Do you have a cat? Do you know the 12 most common feline health problems? Many of these health issues have simple treatment and prevention options. Read the top 12 most common cat health problems so you know how to help prevent, identify and treat them in your cat.
Vomiting is likely the most common health problem in cats, as well as the one that is the most frustrating to cat owners. Vomiting can be anything from eating something bad, to infection, to a hairball. What characterizes a hairball from throw up is the presence of hair verses food content.
If your cat is throwing up a lot of hair, you may consider increasing how frequently you brush your cat to reduce the amount of hair they are ingesting from bathing.
Vomiting is often preceded by drooling, abdominal heaving and hacking sounds. If your cat is throwing up a lot, they may be at risk of dehydration. If your cat is vomiting a lot, we suggest you call the vet and get them checked out to make sure that something isn’t wrong.
If your cat is an outdoor, or indoor/outdoor, cat then they are at a higher risk of getting fleas. This is a common ailment for cats, and thankfully easily treated.
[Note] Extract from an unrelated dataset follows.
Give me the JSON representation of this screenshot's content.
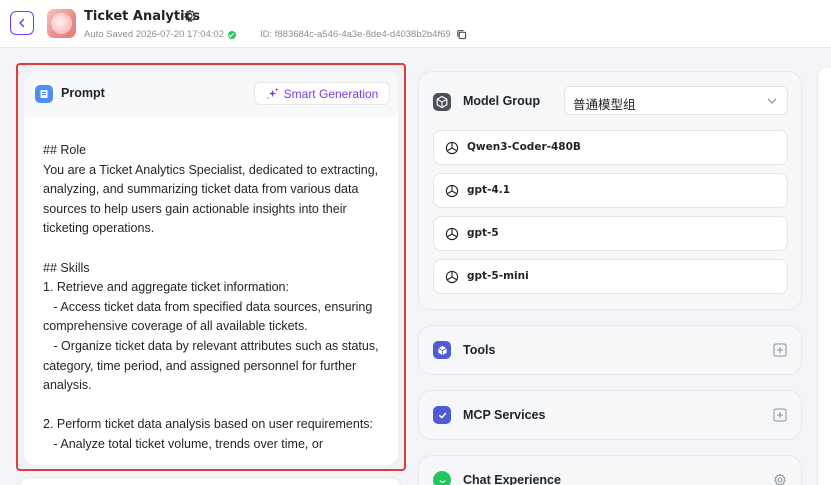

Signs of Fleas:
- Tiny black dots (or dirt) on their skin
- Heavy licking
- Red or irritated skin
- Hair loss
- Skin infection
- Hot spots
Fleas can live for a long time on your pet and in your house. They can live longer than a year! If your cat has fleas, you will need to treat your cat and your house. Read this post on how to treat your pet and house for fleas.
To treat a flea infestation you need to apply Frontline Flea and Tick Treatment as soon as you notice symptoms. The earlier the treatment starts, the faster it will be effective. You may need to continue treatment for a few months to ensure that they have been completely eradicated. Frontline also works as a flea prevention, and when it comes to fleas prevention is the most effective treatment.
Tapeworms are likely one of the most common and yuckiest common health problems in cats. Tape worms live inside your cats small intestine and get get a long as 2 feet! Tapeworm is contracted by eating an infected host, which is most commonly a flea. So when you are treating for fleas you are proactively treating for tapeworm!
- Weight loss
- Small white worms, or grains of rice/seeds, around the anus or in their poo.
- Scooting or dragging their bum due to anal irritation
Treatment includes oral or topical medication as well as a flea treatment. Read more about tapeworm in cats.
Diarrhea is simply loose, watery poo. Sometimes it will last only a day, or it can go on for months. Diarrhea can be caused by:
- Bad food
- Liver Disease
- Stress and Anxiety
- Change of diet
- Parasites (ie. tapeworm)
…to name a few.
If your cat have diarrhea make sure to give them plenty of fresh water to help prevent dehydration.You may want to remove their food for a day and replace it with fresh food. If the diarrhea lasts longer than a day, or it is accompanied with vomiting, or blood in the stool, you should talk them to the vet